↓

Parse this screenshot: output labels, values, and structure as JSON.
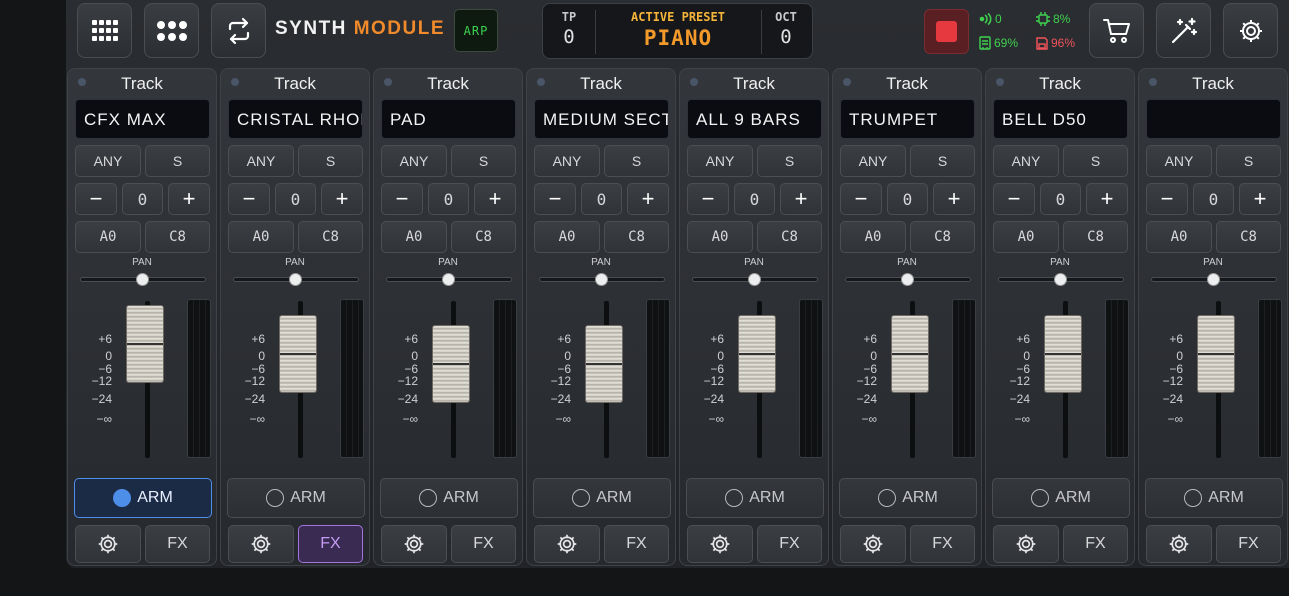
{
  "header": {
    "brand_part1": "SYNTH",
    "brand_part2": "MODULE",
    "arp_label": "ARP",
    "tp_label": "TP",
    "tp_value": "0",
    "preset_label": "ACTIVE PRESET",
    "preset_value": "PIANO",
    "oct_label": "OCT",
    "oct_value": "0",
    "stats": {
      "midi": "0",
      "cpu": "8%",
      "memory": "69%",
      "disk": "96%"
    },
    "icons": [
      "grid-icon",
      "dots-icon",
      "loop-icon",
      "stop-icon",
      "cart-icon",
      "magic-wand-icon",
      "gear-icon"
    ]
  },
  "colors": {
    "accent_orange": "#f08a2a",
    "arp_green": "#3fd14f",
    "arm_blue": "#4d8ee8",
    "fx_purple": "#a473e0",
    "stop_red": "#e5383f"
  },
  "strip_labels": {
    "track": "Track",
    "channel": "ANY",
    "solo": "S",
    "minus": "−",
    "plus": "+",
    "pan": "PAN",
    "arm": "ARM",
    "fx": "FX",
    "scale": [
      "+6",
      "0",
      "−6",
      "−12",
      "−24",
      "−∞"
    ]
  },
  "tracks": [
    {
      "name": "CFX MAX",
      "transpose": "0",
      "low": "A0",
      "high": "C8",
      "armed": true,
      "fx_active": false,
      "fader_level": 0.92
    },
    {
      "name": "CRISTAL RHODES",
      "transpose": "0",
      "low": "A0",
      "high": "C8",
      "armed": false,
      "fx_active": true,
      "fader_level": 0.8
    },
    {
      "name": "PAD",
      "transpose": "0",
      "low": "A0",
      "high": "C8",
      "armed": false,
      "fx_active": false,
      "fader_level": 0.68
    },
    {
      "name": "MEDIUM SECTION",
      "transpose": "0",
      "low": "A0",
      "high": "C8",
      "armed": false,
      "fx_active": false,
      "fader_level": 0.68
    },
    {
      "name": "ALL 9 BARS",
      "transpose": "0",
      "low": "A0",
      "high": "C8",
      "armed": false,
      "fx_active": false,
      "fader_level": 0.8
    },
    {
      "name": "TRUMPET",
      "transpose": "0",
      "low": "A0",
      "high": "C8",
      "armed": false,
      "fx_active": false,
      "fader_level": 0.8
    },
    {
      "name": "BELL D50",
      "transpose": "0",
      "low": "A0",
      "high": "C8",
      "armed": false,
      "fx_active": false,
      "fader_level": 0.8
    },
    {
      "name": "",
      "transpose": "0",
      "low": "A0",
      "high": "C8",
      "armed": false,
      "fx_active": false,
      "fader_level": 0.8
    }
  ]
}
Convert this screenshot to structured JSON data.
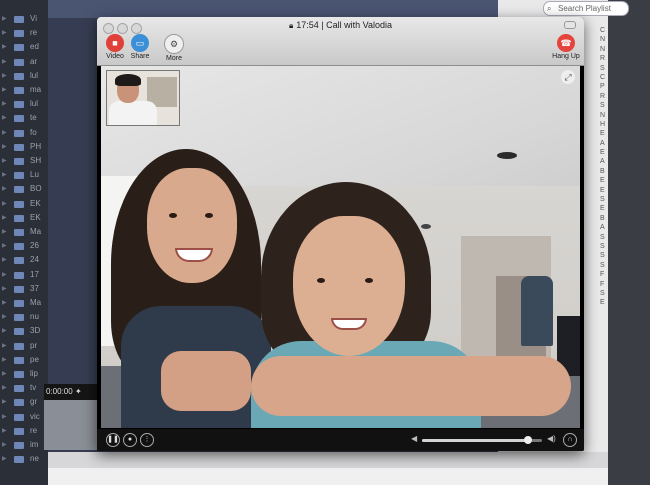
{
  "window": {
    "title": "17:54 | Call with Valodia"
  },
  "toolbar": {
    "video_label": "Video",
    "share_label": "Share",
    "more_label": "More",
    "hangup_label": "Hang Up"
  },
  "background": {
    "search_placeholder": "Search Playlist",
    "list_items": [
      "Vi",
      "re",
      "ed",
      "ar",
      "lul",
      "ma",
      "lul",
      "te",
      "fo",
      "PH",
      "SH",
      "Lu",
      "BO",
      "EK",
      "EK",
      "Ma",
      "26",
      "24",
      "17",
      "37",
      "Ma",
      "nu",
      "3D",
      "pr",
      "pe",
      "lip",
      "tv",
      "gr",
      "vic",
      "re",
      "im",
      "ne"
    ],
    "right_letters": [
      "C",
      "N",
      "N",
      "R",
      "S",
      "C",
      "P",
      "R",
      "S",
      "N",
      "H",
      "E",
      "A",
      "E",
      "A",
      "B",
      "E",
      "E",
      "S",
      "E",
      "B",
      "A",
      "S",
      "S",
      "S",
      "S",
      "F",
      "F",
      "S",
      "E"
    ],
    "time": "0:00:00"
  },
  "controls": {
    "volume": 0.88
  },
  "colors": {
    "video_button": "#e0403a",
    "share_button": "#3b8fd6",
    "hangup_button": "#e5443c",
    "more_button": "#5d5d5d"
  }
}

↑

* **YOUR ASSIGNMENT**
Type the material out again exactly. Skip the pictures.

* **REPLY**
Parse this screenshot: output labels, values, and structure as JSON.
{
  "header": {
    "brand_part1": "SYNTH",
    "brand_part2": "MODULE",
    "arp_label": "ARP",
    "tp_label": "TP",
    "tp_value": "0",
    "preset_label": "ACTIVE PRESET",
    "preset_value": "PIANO",
    "oct_label": "OCT",
    "oct_value": "0",
    "stats": {
      "midi": "0",
      "cpu": "8%",
      "memory": "69%",
      "disk": "96%"
    },
    "icons": [
      "grid-icon",
      "dots-icon",
      "loop-icon",
      "stop-icon",
      "cart-icon",
      "magic-wand-icon",
      "gear-icon"
    ]
  },
  "colors": {
    "accent_orange": "#f08a2a",
    "arp_green": "#3fd14f",
    "arm_blue": "#4d8ee8",
    "fx_purple": "#a473e0",
    "stop_red": "#e5383f"
  },
  "strip_labels": {
    "track": "Track",
    "channel": "ANY",
    "solo": "S",
    "minus": "−",
    "plus": "+",
    "pan": "PAN",
    "arm": "ARM",
    "fx": "FX",
    "scale": [
      "+6",
      "0",
      "−6",
      "−12",
      "−24",
      "−∞"
    ]
  },
  "tracks": [
    {
      "name": "CFX MAX",
      "transpose": "0",
      "low": "A0",
      "high": "C8",
      "armed": true,
      "fx_active": false,
      "fader_level": 0.92
    },
    {
      "name": "CRISTAL RHODES",
      "transpose": "0",
      "low": "A0",
      "high": "C8",
      "armed": false,
      "fx_active": true,
      "fader_level": 0.8
    },
    {
      "name": "PAD",
      "transpose": "0",
      "low": "A0",
      "high": "C8",
      "armed": false,
      "fx_active": false,
      "fader_level": 0.68
    },
    {
      "name": "MEDIUM SECTION",
      "transpose": "0",
      "low": "A0",
      "high": "C8",
      "armed": false,
      "fx_active": false,
      "fader_level": 0.68
    },
    {
      "name": "ALL 9 BARS",
      "transpose": "0",
      "low": "A0",
      "high": "C8",
      "armed": false,
      "fx_active": false,
      "fader_level": 0.8
    },
    {
      "name": "TRUMPET",
      "transpose": "0",
      "low": "A0",
      "high": "C8",
      "armed": false,
      "fx_active": false,
      "fader_level": 0.8
    },
    {
      "name": "BELL D50",
      "transpose": "0",
      "low": "A0",
      "high": "C8",
      "armed": false,
      "fx_active": false,
      "fader_level": 0.8
    },
    {
      "name": "",
      "transpose": "0",
      "low": "A0",
      "high": "C8",
      "armed": false,
      "fx_active": false,
      "fader_level": 0.8
    }
  ]
}
Convert this screenshot to structured JSON data.
{
  "window": {
    "title": "17:54 | Call with Valodia"
  },
  "toolbar": {
    "video_label": "Video",
    "share_label": "Share",
    "more_label": "More",
    "hangup_label": "Hang Up"
  },
  "background": {
    "search_placeholder": "Search Playlist",
    "list_items": [
      "Vi",
      "re",
      "ed",
      "ar",
      "lul",
      "ma",
      "lul",
      "te",
      "fo",
      "PH",
      "SH",
      "Lu",
      "BO",
      "EK",
      "EK",
      "Ma",
      "26",
      "24",
      "17",
      "37",
      "Ma",
      "nu",
      "3D",
      "pr",
      "pe",
      "lip",
      "tv",
      "gr",
      "vic",
      "re",
      "im",
      "ne"
    ],
    "right_letters": [
      "C",
      "N",
      "N",
      "R",
      "S",
      "C",
      "P",
      "R",
      "S",
      "N",
      "H",
      "E",
      "A",
      "E",
      "A",
      "B",
      "E",
      "E",
      "S",
      "E",
      "B",
      "A",
      "S",
      "S",
      "S",
      "S",
      "F",
      "F",
      "S",
      "E"
    ],
    "time": "0:00:00"
  },
  "controls": {
    "volume": 0.88
  },
  "colors": {
    "video_button": "#e0403a",
    "share_button": "#3b8fd6",
    "hangup_button": "#e5443c",
    "more_button": "#5d5d5d"
  }
}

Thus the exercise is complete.